Excerpts from A Roundtable Interview With Chris Cooper
Of “Married Life”
I have family connections here in Dallas.
My great-grandfather helped survey the original streets in
Outlook: This story is based on a book?
CC: Yes, and there were some different slants in the movie. We shot an ending, old age makeup, deathbed scene, and all that, which we wound up not using; it was just too much of a downer.
Outlook: I got the sense that at the end, the marriage had kind of gotten to the point where they’d been through the wars, and they had come to terms with each other, and to an acceptance of one another.
CC: And an appreciation.
Outlook: And that may be a fairly good basis on which a relationship could endure.
CC: Well, Harry made a terrible choice rather than confront his wife, and Richard, being his best friend, was not so honorable. But I think it’s fair to say that we’re all selfish at times in our relationships, and choose ourselves over our mates at different times.
Outlook: Did it feel strange to you to play a husband who’s so out of tune with his wife that he would not even be aware that she was carrying on with somebody else?
CC: Yeah. When I do my math, in 1949 (when the movie took place) my grandfather was in his 50’s. I thought about the relationship between my grandfather and grandmother, and my own parents. My Dad was a doctor. We never saw him for breakfast, he was gone on hospital rounds, then he’d go to the office. We’d be lucky to have dinner with him, and if we did, it would be or later. Then he’d do house calls, then evening rounds at the hospital. Now Mom and Dad loved each other. And I know Dad put Mom on a pedestal. But I also know that there were periods where Mom had just about had it. And Dad couldn’t understand it. He was such an innocent, naïve man, and so trusting in the relationship. My Mother could have had a number of lovers, and Dad would never have known.
Outlook: And it seemed to me that your character fell in love with sort of an idealized notion of love, rather than a person.
CC: In that scene where Harry’s wife confronts him, she says, “Love is sex,” and he’s stunned. He wants more than that. He wants affection. He wants romance. But it’s half his fault, too, that the marriage has gone flat. He hasn’t fought to make it interesting.
Harry was somewhat narcissistic to think that his wife would fall apart without him.
Outlook: And his friend was pretty narcissistic, also.
Outlook: What was it like working with Pierce Brosnan?
CC: Pretty delightful. The situation with these four people was so dear, and Ira, the Director, was pretty smart in setting up these one-on-one dinners with each other beforehand. And Pierce and I discovered that we had some pretty similar events in our lives.
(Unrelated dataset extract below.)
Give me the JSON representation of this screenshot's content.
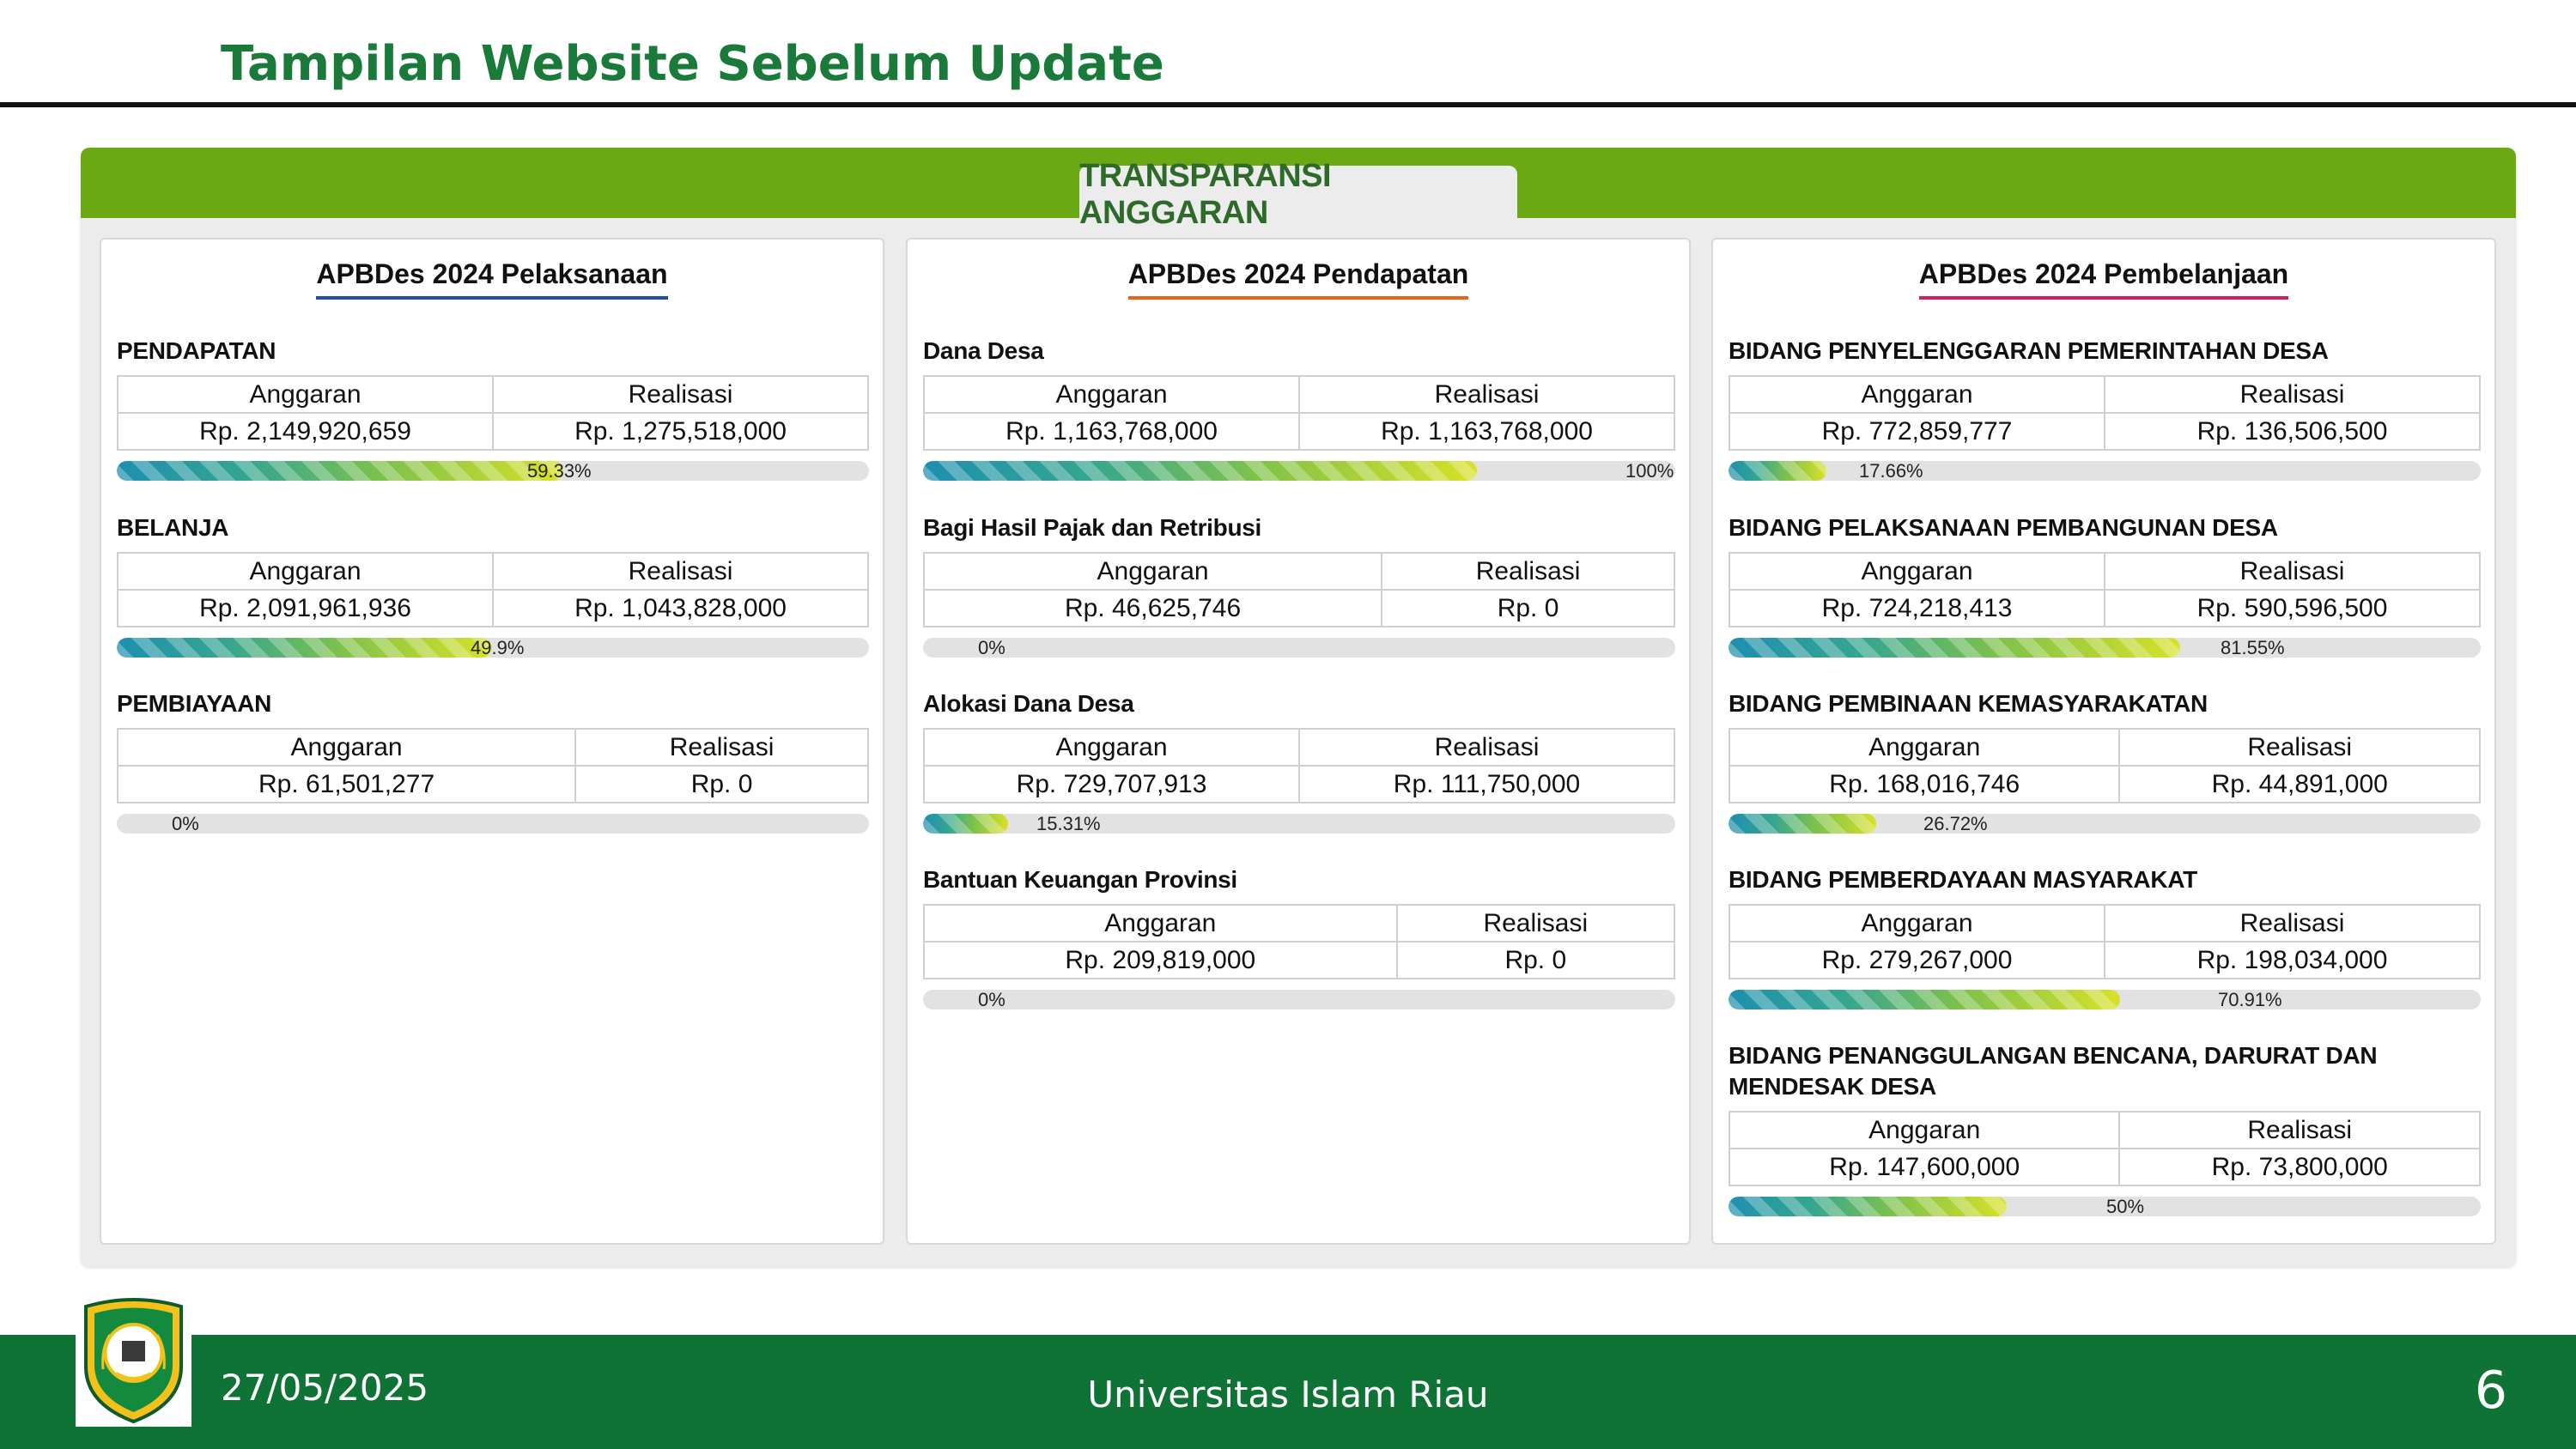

I think that time together was a big help when we actually started shooting the film.
Outlook: Did it feel funny to dress up in suit and tie all the time?
CC: Wardrobe did a great job of fitting me, and I was actually quite comfortable, even though the material was heavy, and it fit very differently from more modern clothes. I think it was Olivier who said that putting on the costume helped him get into character. I think I had some of that experience, as well. Besides, my Dad always drilled into my head the importance of dressing like a man. In the 60’s, when I was wearing sandals, he wouldn’t be seen in public with me. Even for a backyard barbecue, his idea of casual was dress slacks, shirt, and button sweater. But that period wardrobe also looked tremendous on Rachel McAdams, and she was so stunning you could just hear the whispers on the set, which made her attractiveness to both of the men much more convincing. She was just captivating.
Outlook: Sounds like you didn’t have to act very much at that point!
CC: She was almost intimidating! (laughs) She’s just a beautiful girl with a little bit of mystery about her, very mature, very contained, and it was a little scary.
Outlook: On the surface of it, Harry is a very immoral person, adultery, contemplating murder. But in his own mind, he’s trying to do the noble thing.
CC: Yeah, and I’ve had experiences in my own life where I’ve rationalized like that.
Outlook: Do you think of Harry as being someone who needed to idealize everyone around him?
CC: Yes, and in that sense Harry was very full of himself. But his sympathy for the grieving widow was translated by her into romantic attachment.
Outlook: I appreciate your time, and your devotion to your craft.
CC: Thank you. I take it seriously. I like to believe in what I’m doing 100%, then go home to Marianne.
Dr. Ronald P. Salfen, Pastor, Grace